Karen Gutfreund is an activist artist incorporating a combination of personal
commentary, political outrage, moral teachings, and social observation in text-based, mixed-media paintings. As a curator, she creates exhibitions with the motto “changing the world through art,” working to stimulate dialogue, raise consciousness and create social change. Actively promoting the work of activist and feminist artists with national touring
exhibitions, she hasproduced over thirty-five to date and is writing a book on DIY Exhibitions. Gutfreund has worked in the Painting & Sculpture Department for MoMA, the Andre Emmerick Gallery, The Knoll Group, the John Berggruen Gallery, the Pacific Art League and the Curtis Charitable Trust. With degrees in Fine Arts and Art History from the University of Georgia and MA (pending) from NYU, she is also a consultant for private and corporate collections. Gutfreund is currently the Exhibition Chair for NCWCA and is a member of ArtTable, TFAP and on the boards of numerous art organizations. Born in Lexington, Kentucky, but having lived in all four corners of the country, she currently lives and works in the San Francisco Bay Area.
Sally Edelstein Responds
The browning of America is making white nationalists turn pale as a ghost with fright. For others, Trump’s draconian measures regarding immigration and the “illegal invaders” are making us see Red with rage.
I want to scream.
Hearing the plaintive crying of these children makes me want to scream.
Hearing the lies perpetrated by Trump and his heartless enablers on an hourly basis makes me want to howl.
Feeling helpless at the sight of youngsters languishing in cages makes me want to cry out.
What are we doing to these immigrant children cruelly taken from their parents who are seeking asylum?
Would we do this to fair-faced, blonde tots, and their parents?
The screaming will die down in time but the impact of this unspeakable trauma will be long-lasting.
If someone thinks the tender 2 year old will be too young to remember this trauma they are mistaken.
The 3 year old terrified, cries for his papi will never forget
The 6 year old with night terrors and no one to comfort and hold her will never forget
The 8 year old feeling forsaken, desolate and confused will never forget
The panic-stricken 7 year old looking for his mother will never forget
These children will never forget
And neither shall we.
We must never forget we are Americans and have zero tolerance for this policy.

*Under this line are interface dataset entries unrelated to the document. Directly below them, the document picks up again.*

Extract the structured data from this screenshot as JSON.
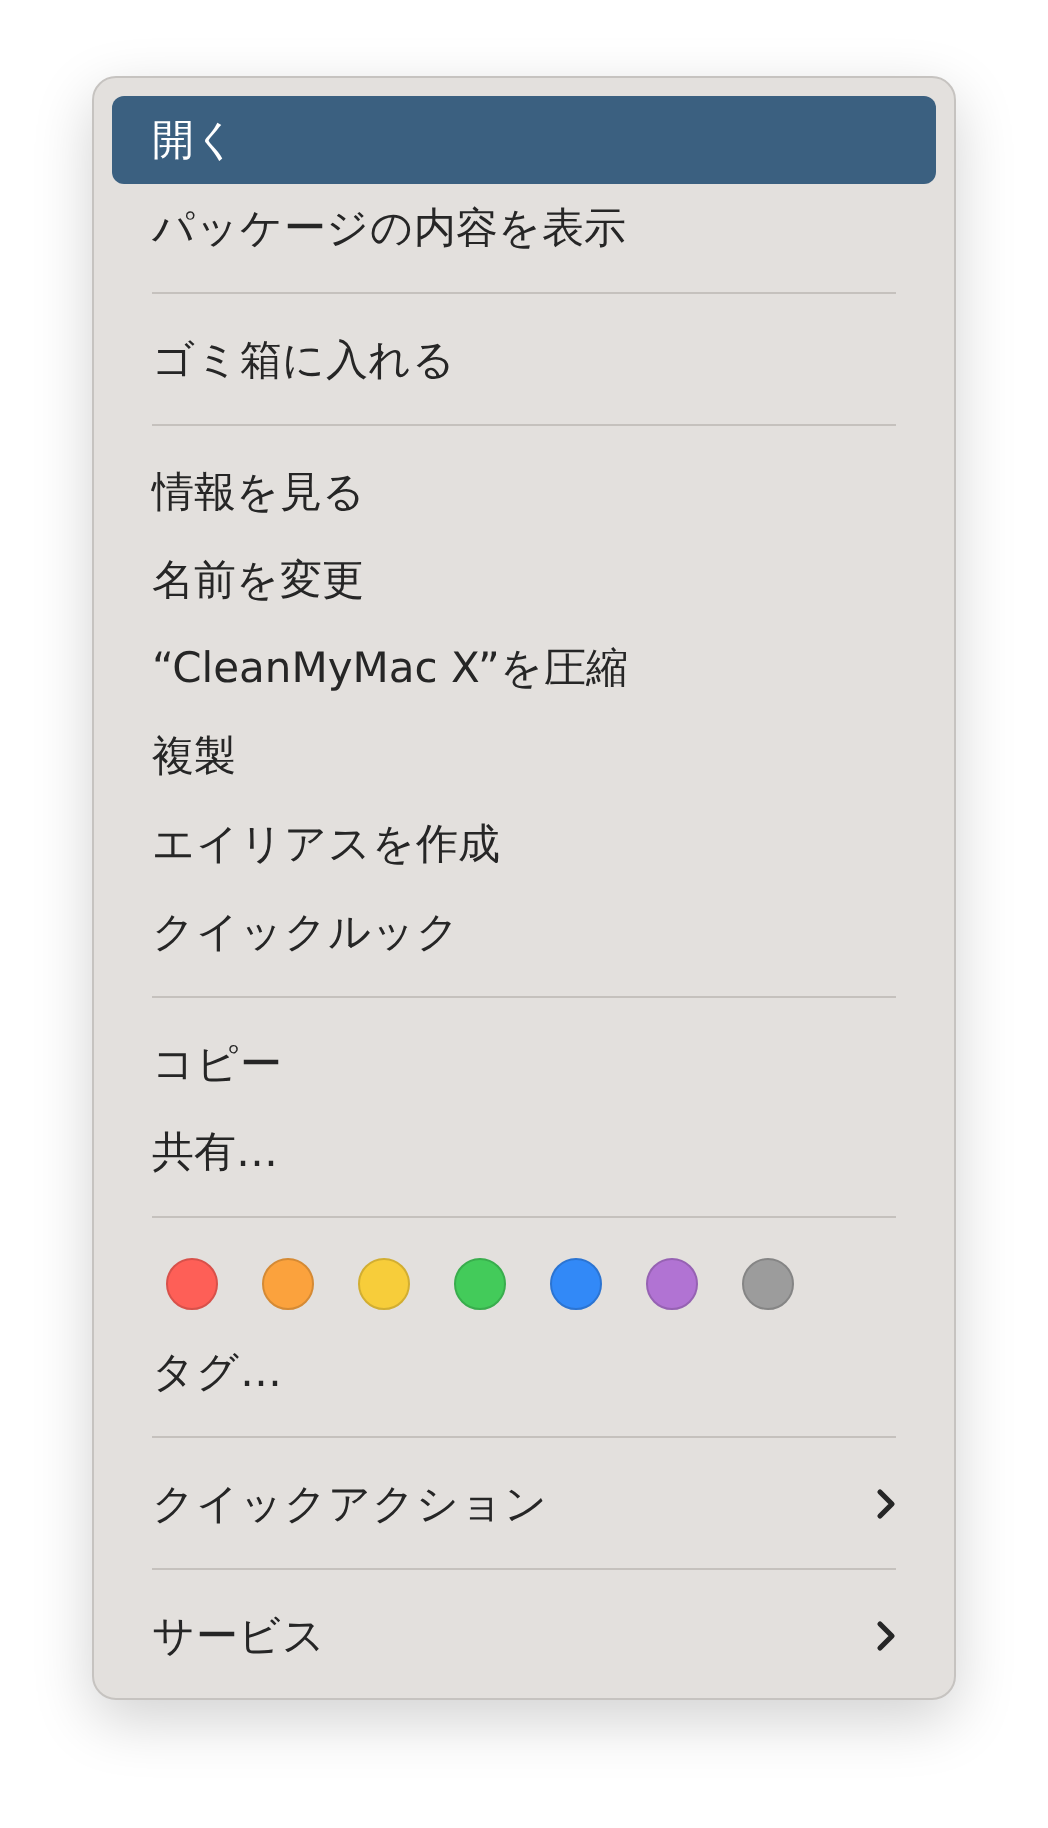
{
  "menu": {
    "sections": [
      {
        "items": [
          {
            "kind": "command",
            "label": "開く",
            "selected": true
          },
          {
            "kind": "command",
            "label": "パッケージの内容を表示",
            "selected": false
          }
        ]
      },
      {
        "items": [
          {
            "kind": "command",
            "label": "ゴミ箱に入れる",
            "selected": false
          }
        ]
      },
      {
        "items": [
          {
            "kind": "command",
            "label": "情報を見る",
            "selected": false
          },
          {
            "kind": "command",
            "label": "名前を変更",
            "selected": false
          },
          {
            "kind": "command",
            "label": "“CleanMyMac X”を圧縮",
            "selected": false
          },
          {
            "kind": "command",
            "label": "複製",
            "selected": false
          },
          {
            "kind": "command",
            "label": "エイリアスを作成",
            "selected": false
          },
          {
            "kind": "command",
            "label": "クイックルック",
            "selected": false
          }
        ]
      },
      {
        "items": [
          {
            "kind": "command",
            "label": "コピー",
            "selected": false
          },
          {
            "kind": "command",
            "label": "共有…",
            "selected": false
          }
        ]
      },
      {
        "items": [
          {
            "kind": "tags",
            "tags": [
              {
                "color": "#fe5f57"
              },
              {
                "color": "#fba23d"
              },
              {
                "color": "#f7cd3a"
              },
              {
                "color": "#43cb5a"
              },
              {
                "color": "#3289f7"
              },
              {
                "color": "#b173d3"
              },
              {
                "color": "#9c9c9c"
              }
            ]
          },
          {
            "kind": "command",
            "label": "タグ…",
            "selected": false
          }
        ]
      },
      {
        "items": [
          {
            "kind": "submenu",
            "label": "クイックアクション",
            "selected": false
          }
        ]
      },
      {
        "items": [
          {
            "kind": "submenu",
            "label": "サービス",
            "selected": false
          }
        ]
      }
    ]
  }
}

Now is the time for all of us to scream.
Now is the time for all of us to see Red.
Sally Edelstein, South Huntington, NY
Sally Edelstein is an award-winning collage artist and writer whose work has focused on examining social fiction, deconstructing the cultural clutter of mid-century America through the lens of feminism and social justice. Her blog Envisioning the American Dream is a series of social commentaries that serves up mid-century culture with a twist of today as assumptions are shaken and stirred. Nationally exhibited, Edelstein’s colorful, densely rich collages are a smorgasbord of pop culture stereotypes from mid-century America that were offered by an often fragmented media consumed with clichés and fictions. Her collages are composed of hundreds of appropriated images from sources as varied as vintage advertising, schoolbooks, illustrations, and each piece is painstakingly done by hand. Her upcoming book Defrosting the Cold War: Fallout From My Nuclear Family is a memoir of how she learned to navigate the tangled, doublespeak, duck and cover, cold war culture of her mid-century suburban childhood. Layering memory, nostalgia, humor, and history, her work is a cultural snapshot of a time and place but like a posed Kodacolor print, it is not as it appears.